At their peak on March 4, wholesale gas prices reached 246.8€/MWh, quadrupling the previous record and pushing up electricity prices to record highs. Yet despite the extremely high prices of gas, coal and carbon in Q1 this year, there has been high levels of fossil fuel generation in the quarter. This was needed to offset a fall in nuclear generation and lower-than-usual levels of hydro output in Europe.
In response to the increasing gas prices, coal/lignite generation increased to 124.5TWh over the quarter – levels last seen during the ‘Beast from the East’ period, a sharp cold spell in 2018. Germany at +6.7TWh, saw the largest increase of any individual country in hard coal generation.
Despite the record high gas prices, gas-fired generation rose 1% in comparison to last year’s Q1 and was the third biggest generator of fuel behind wind and nuclear.
Aggregate renewable generation (including biomass and waste) continued its dominance over conventional sources by around 42TWh (312.7TWh renewable versus 270.5TWh conventional). A dry spell prompted a 25% fall in levels of hydro generation but this was offset by record levels of wind (150.2TWh) and a 23% increase in solar output.
Germany at total 44.8TWh, maintained the lead in wind generation with an increase of 10.6TWh from the previous first quarter, whereas Sweden at 11TWh replaced France at 10.6TWh as the fourth largest wind generator, with 60% increase in Sweden output compared to the previous Q1.
Nuclear generated more (189.8TWh) than any other single fuel type in the quarter and contributed 24.6% to total output. However, this was a decrease of 7% in comparison to Q4 2021, with France in particular seeing an unprecedented level of unplanned outages in its nuclear fleet.

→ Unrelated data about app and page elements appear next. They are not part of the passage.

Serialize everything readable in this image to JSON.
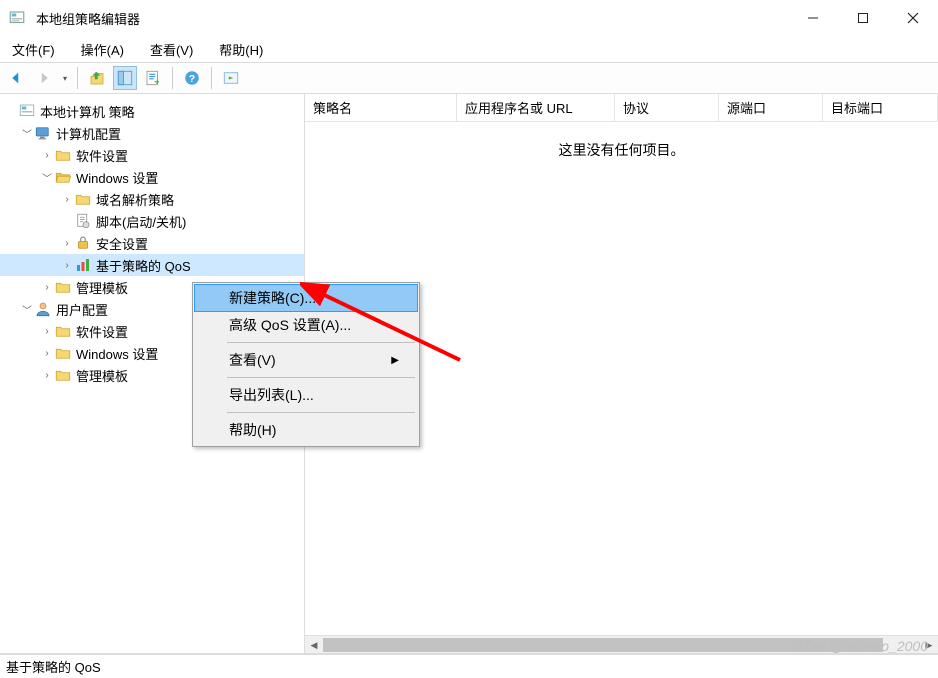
{
  "window": {
    "title": "本地组策略编辑器"
  },
  "menubar": {
    "file": "文件(F)",
    "action": "操作(A)",
    "view": "查看(V)",
    "help": "帮助(H)"
  },
  "tree": {
    "root": "本地计算机 策略",
    "computer": "计算机配置",
    "soft1": "软件设置",
    "win1": "Windows 设置",
    "dns": "域名解析策略",
    "script": "脚本(启动/关机)",
    "security": "安全设置",
    "qos": "基于策略的 QoS",
    "admin1": "管理模板",
    "user": "用户配置",
    "soft2": "软件设置",
    "win2": "Windows 设置",
    "admin2": "管理模板"
  },
  "columns": {
    "c1": "策略名",
    "c2": "应用程序名或 URL",
    "c3": "协议",
    "c4": "源端口",
    "c5": "目标端口"
  },
  "empty": "这里没有任何项目。",
  "context": {
    "new": "新建策略(C)...",
    "adv": "高级 QoS 设置(A)...",
    "view": "查看(V)",
    "export": "导出列表(L)...",
    "help": "帮助(H)"
  },
  "status": "基于策略的 QoS",
  "watermark": "CSDN @oldmao_2000"
}
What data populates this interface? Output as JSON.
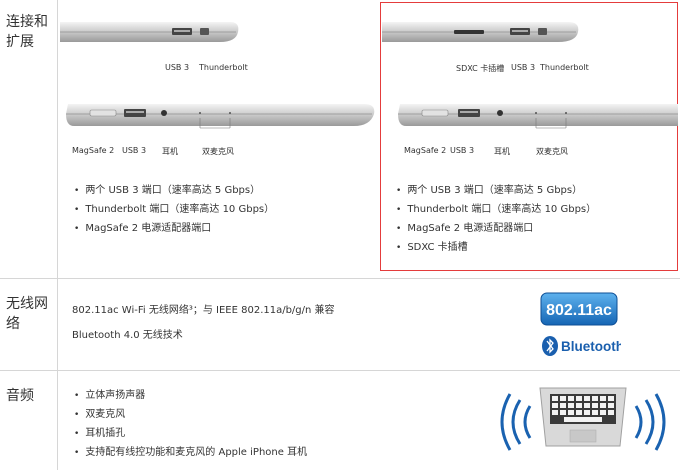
{
  "sections": {
    "ports_title": "连接和扩展",
    "wireless_title": "无线网络",
    "audio_title": "音频"
  },
  "left_model": {
    "side_a_ports": [
      "USB 3",
      "Thunderbolt"
    ],
    "side_b_ports": [
      "MagSafe 2",
      "USB 3",
      "耳机",
      "双麦克风"
    ],
    "features": [
      "两个 USB 3 端口（速率高达 5 Gbps）",
      "Thunderbolt 端口（速率高达 10 Gbps）",
      "MagSafe 2 电源适配器端口"
    ]
  },
  "right_model": {
    "side_a_ports": [
      "SDXC 卡插槽",
      "USB 3",
      "Thunderbolt"
    ],
    "side_b_ports": [
      "MagSafe 2",
      "USB 3",
      "耳机",
      "双麦克风"
    ],
    "features": [
      "两个 USB 3 端口（速率高达 5 Gbps）",
      "Thunderbolt 端口（速率高达 10 Gbps）",
      "MagSafe 2 电源适配器端口",
      "SDXC 卡插槽"
    ]
  },
  "wireless": {
    "wifi_line": "802.11ac Wi-Fi 无线网络³；与 IEEE 802.11a/b/g/n 兼容",
    "bt_line": "Bluetooth 4.0 无线技术",
    "badge_wifi": "802.11ac",
    "badge_bt": "Bluetooth"
  },
  "audio": {
    "features": [
      "立体声扬声器",
      "双麦克风",
      "耳机插孔",
      "支持配有线控功能和麦克风的 Apple iPhone 耳机"
    ]
  },
  "colors": {
    "highlight_border": "#e43c3c",
    "badge_blue": "#1e78c8",
    "sound_wave": "#1a62b0"
  }
}
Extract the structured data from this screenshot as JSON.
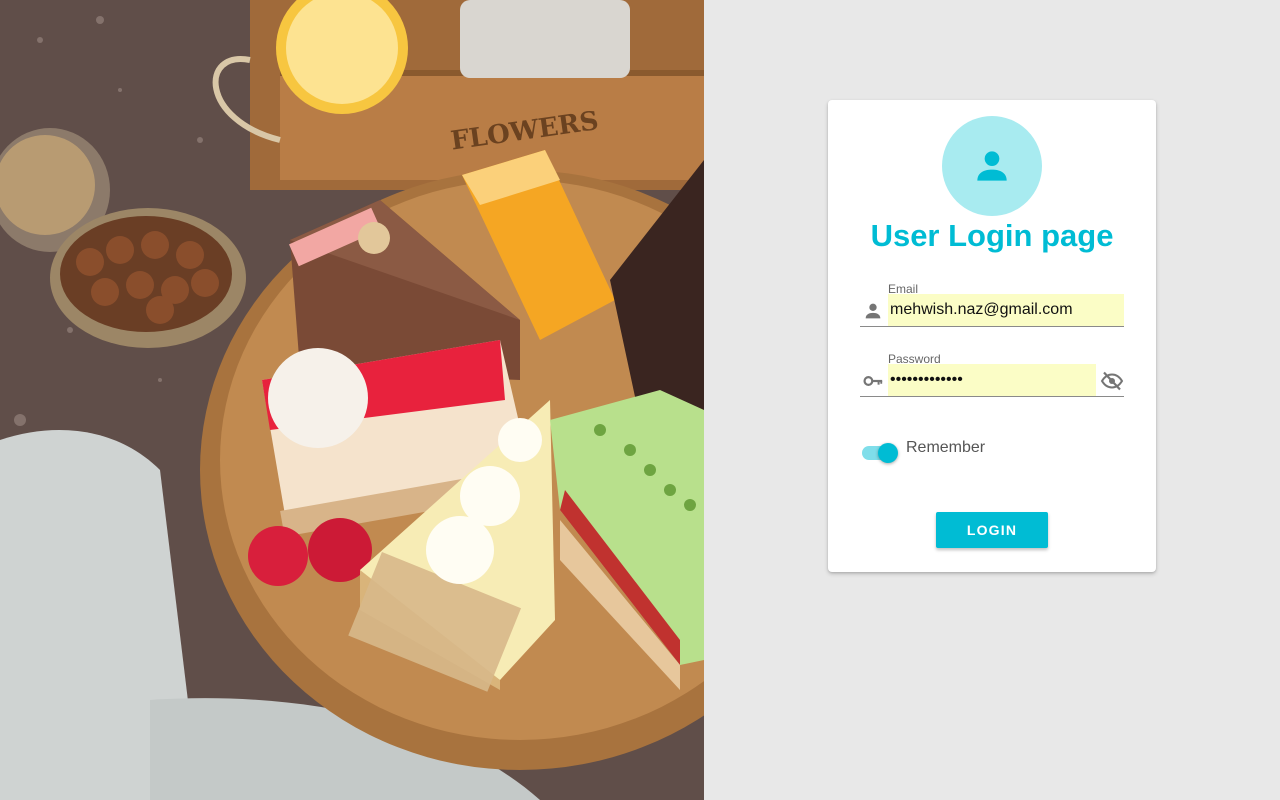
{
  "hero": {
    "image_subject": "assorted cake slices on a wooden board",
    "crate_text": "FLOWERS"
  },
  "card": {
    "avatar_icon": "user-icon",
    "title": "User Login page",
    "email": {
      "label": "Email",
      "value": "mehwish.naz@gmail.com",
      "icon": "person-icon"
    },
    "password": {
      "label": "Password",
      "value": "•••••••••••••",
      "icon": "key-icon",
      "toggle_icon": "visibility-off-icon"
    },
    "remember": {
      "label": "Remember",
      "checked": true
    },
    "login_label": "LOGIN"
  },
  "colors": {
    "accent": "#00bcd4",
    "avatar_bg": "#a8ebf0",
    "autofill_bg": "#fbfdc6",
    "page_bg": "#e8e8e8"
  }
}
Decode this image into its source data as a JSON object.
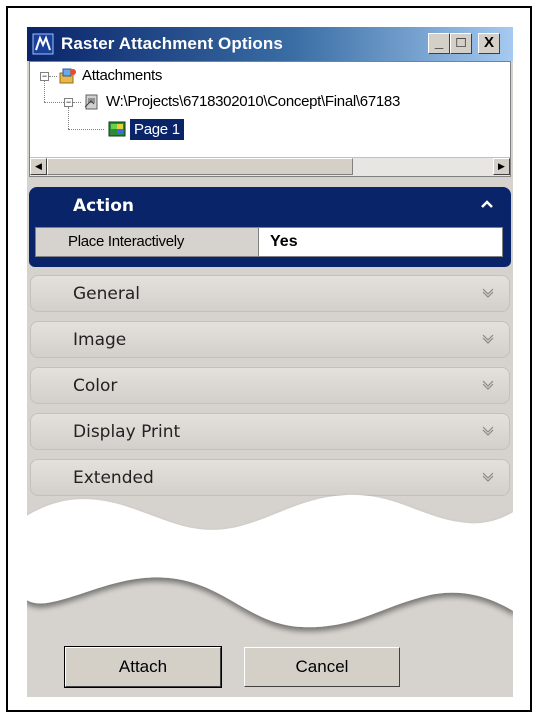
{
  "window": {
    "title": "Raster Attachment Options",
    "controls": {
      "minimize": "_",
      "maximize": "□",
      "close": "X"
    }
  },
  "tree": {
    "root_label": "Attachments",
    "child_label": "W:\\Projects\\6718302010\\Concept\\Final\\67183",
    "leaf_label": "Page 1",
    "expand_symbol": "−"
  },
  "action_section": {
    "label": "Action",
    "row": {
      "label": "Place Interactively",
      "value": "Yes"
    }
  },
  "sections": [
    {
      "label": "General"
    },
    {
      "label": "Image"
    },
    {
      "label": "Color"
    },
    {
      "label": "Display Print"
    },
    {
      "label": "Extended"
    }
  ],
  "buttons": {
    "attach": "Attach",
    "cancel": "Cancel"
  },
  "colors": {
    "title_bar": "#0a246a",
    "selected": "#0a246a",
    "dialog_bg": "#d6d3ce"
  }
}
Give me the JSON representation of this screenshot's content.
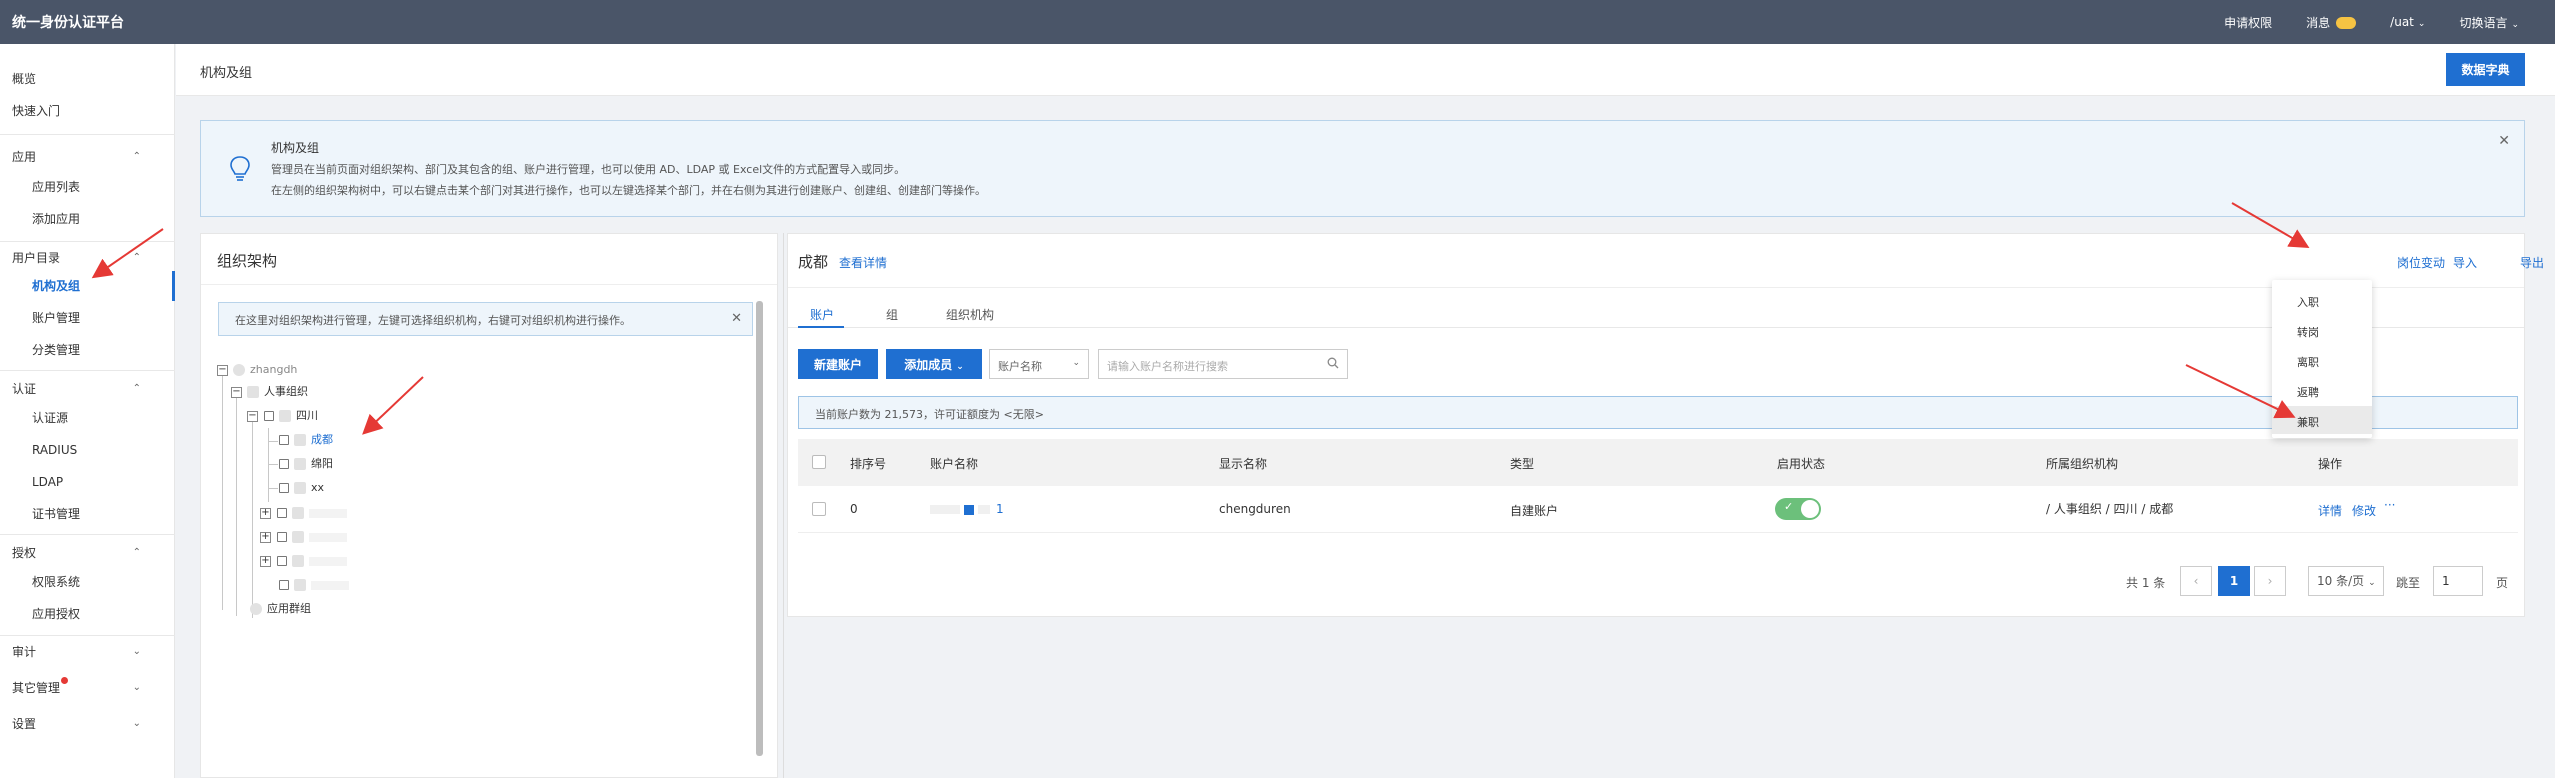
{
  "topbar": {
    "brand": "统一身份认证平台",
    "apply_permission": "申请权限",
    "messages": "消息",
    "user": "/uat",
    "switch_language": "切换语言"
  },
  "sidebar": {
    "items": [
      {
        "label": "概览"
      },
      {
        "label": "快速入门"
      },
      {
        "label": "应用"
      },
      {
        "label": "应用列表"
      },
      {
        "label": "添加应用"
      },
      {
        "label": "用户目录"
      },
      {
        "label": "机构及组"
      },
      {
        "label": "账户管理"
      },
      {
        "label": "分类管理"
      },
      {
        "label": "认证"
      },
      {
        "label": "认证源"
      },
      {
        "label": "RADIUS"
      },
      {
        "label": "LDAP"
      },
      {
        "label": "证书管理"
      },
      {
        "label": "授权"
      },
      {
        "label": "权限系统"
      },
      {
        "label": "应用授权"
      },
      {
        "label": "审计"
      },
      {
        "label": "其它管理"
      },
      {
        "label": "设置"
      }
    ]
  },
  "breadcrumb": {
    "title": "机构及组",
    "dict_button": "数据字典"
  },
  "notice": {
    "title": "机构及组",
    "line1": "管理员在当前页面对组织架构、部门及其包含的组、账户进行管理，也可以使用 AD、LDAP 或 Excel文件的方式配置导入或同步。",
    "line2": "在左侧的组织架构树中，可以右键点击某个部门对其进行操作，也可以左键选择某个部门，并在右侧为其进行创建账户、创建组、创建部门等操作。"
  },
  "org_panel": {
    "title": "组织架构",
    "tip": "在这里对组织架构进行管理，左键可选择组织机构，右键可对组织机构进行操作。",
    "tree": {
      "root": "zhangdh",
      "hr_org": "人事组织",
      "sichuan": "四川",
      "chengdu": "成都",
      "mianyang": "绵阳",
      "xx": "xx",
      "app_group": "应用群组"
    }
  },
  "detail_panel": {
    "title": "成都",
    "view_details": "查看详情",
    "menus": {
      "position_change": "岗位变动",
      "import": "导入",
      "export": "导出"
    },
    "tabs": [
      "账户",
      "组",
      "组织机构"
    ],
    "new_account": "新建账户",
    "add_member": "添加成员",
    "filter_select": "账户名称",
    "search_placeholder": "请输入账户名称进行搜索",
    "count_text": "当前账户数为 21,573，许可证额度为 <无限>",
    "columns": [
      "排序号",
      "账户名称",
      "显示名称",
      "类型",
      "启用状态",
      "所属组织机构",
      "操作"
    ],
    "rows": [
      {
        "order": "0",
        "account_suffix": "1",
        "display_name": "chengduren",
        "type": "自建账户",
        "enabled": true,
        "org": "/ 人事组织 / 四川 / 成都",
        "action_detail": "详情",
        "action_edit": "修改",
        "action_more": "···"
      }
    ],
    "pagination": {
      "total": "共 1 条",
      "current_page": "1",
      "page_size": "10 条/页",
      "jump_label": "跳至",
      "jump_value": "1",
      "page_suffix": "页"
    }
  },
  "dropdown": {
    "items": [
      "入职",
      "转岗",
      "离职",
      "返聘",
      "兼职"
    ]
  },
  "colors": {
    "primary": "#1f6fd1",
    "topbar": "#4a5568",
    "arrow": "#e53935"
  }
}
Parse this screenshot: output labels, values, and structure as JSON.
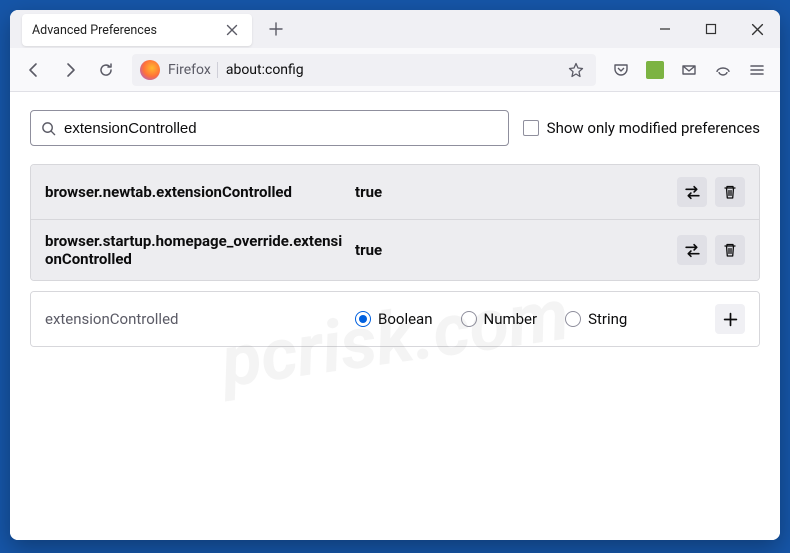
{
  "tab": {
    "title": "Advanced Preferences"
  },
  "urlbar": {
    "identity": "Firefox",
    "url": "about:config"
  },
  "search": {
    "placeholder": "",
    "value": "extensionControlled"
  },
  "showOnlyModified": {
    "label": "Show only modified preferences"
  },
  "prefs": [
    {
      "name": "browser.newtab.extensionControlled",
      "value": "true"
    },
    {
      "name": "browser.startup.homepage_override.extensionControlled",
      "value": "true"
    }
  ],
  "newPref": {
    "name": "extensionControlled",
    "types": [
      "Boolean",
      "Number",
      "String"
    ],
    "selected": "Boolean"
  },
  "watermark": "pcrisk.com"
}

Jean-Paul Harreman, director of EnAppSys BV, said: “The first quarter of 2022 delivered various new records as electricity markets were driven primarily by the extreme pressure of gas prices. The gas price record seen on March 4 dwarfed the previous record, which was driven mainly by post-Covid global economic growth and supply issues.
“Average day-ahead prices across Europe were quadruple levels seen in the previous first quarter. There were more drastic and frequent price decoupling periods and a considerable increase in the volatility in certain markets, such as France, Belgium and Netherlands.
“Despite the high prices, fossil fuels were needed to fill the supply/demand gap left by lower-than-expected nuclear output, with some units undergoing maintenance and others retiring from service. The available assets in the European nuclear fleet ran at higher loads for longer time periods to relieve the stress of high gas and carbon allowance prices on markets. The unusual levels of generation, which have been ongoing since Q3 of 2021, put a strain on Europe’s aging nuclear fleet. This led to unexpected and longer durations of maintenance, mainly in France which saw more than 20GW go offline in February and March.”
Nuclear was the biggest contributor to Europe’s fuel mix last year, producing 24.6% of the total.
Britain feels the impact of higher prices
GB gas and coal prices, in particular, soared to all-time highs in the first quarter this year.
Whilst supply levels have not varied, the risk of interruption against a background of increased demand coming out of the pandemic led to high levels of ‘risk’ being priced into the market.
Although GB does not import as much coal and gas from Russia as some other countries, the interconnected nature of European markets means that the GB system feels the effects of the uncertainty on global prices.
Rising fuel prices in Q1 2022 fed into wholesale and system prices, which meant that the historic high prices of the previous quarter were maintained despite an increase in renewable generation.
Average day-ahead, within-day and system prices were all more than three times what they were in Q1 2021 and more than six times the levels seen in Q1 2020.
The average EPEX day-ahead average price in the quarter was £200.80/MWh and the corresponding Nordpool price was £199.63/MWh – more than triple the average prices in the same auctions in Q1 2021. Within-day prices averages also more than tripled, from £59.62/MWh in Q1 2021 to £194.30/MWh this quarter.
The dramatic increase in underlying fuel prices also fed into system prices – with average system prices (£197.64/MWh) in Q1 2022 the highest on record.
The gas-fired CCGT fleet remained the largest contributor to the fuel mix of with a total generation of 24.6TWh in the quarter, despite high gas prices following the Russian military activity in Ukraine. This was a substantial decrease of 13% from the 28.4TWh seen in Q1 2021 and the lowest output since Q2 2020, when demand was significantly reduced by the first outbreak of COVID-19 in GB.
Wind output totalled 23.3TWh in the quarter, the highest amount in any quarter on record. Consequently, the wind fleet comprised 68.2% of all renewable generation, another all-time high.
Nuclear generation was again the third highest contributor to total generation (11.74TWh), despite Hunterston Generator 8 shutting down and removing 500MW of nuclear capacity from the system at the beginning of January.
Meanwhile, less coal generation was seen this quarter than in any other Q1 on record, despite coal units achieving lower breakeven costs than CCGT units for extended periods.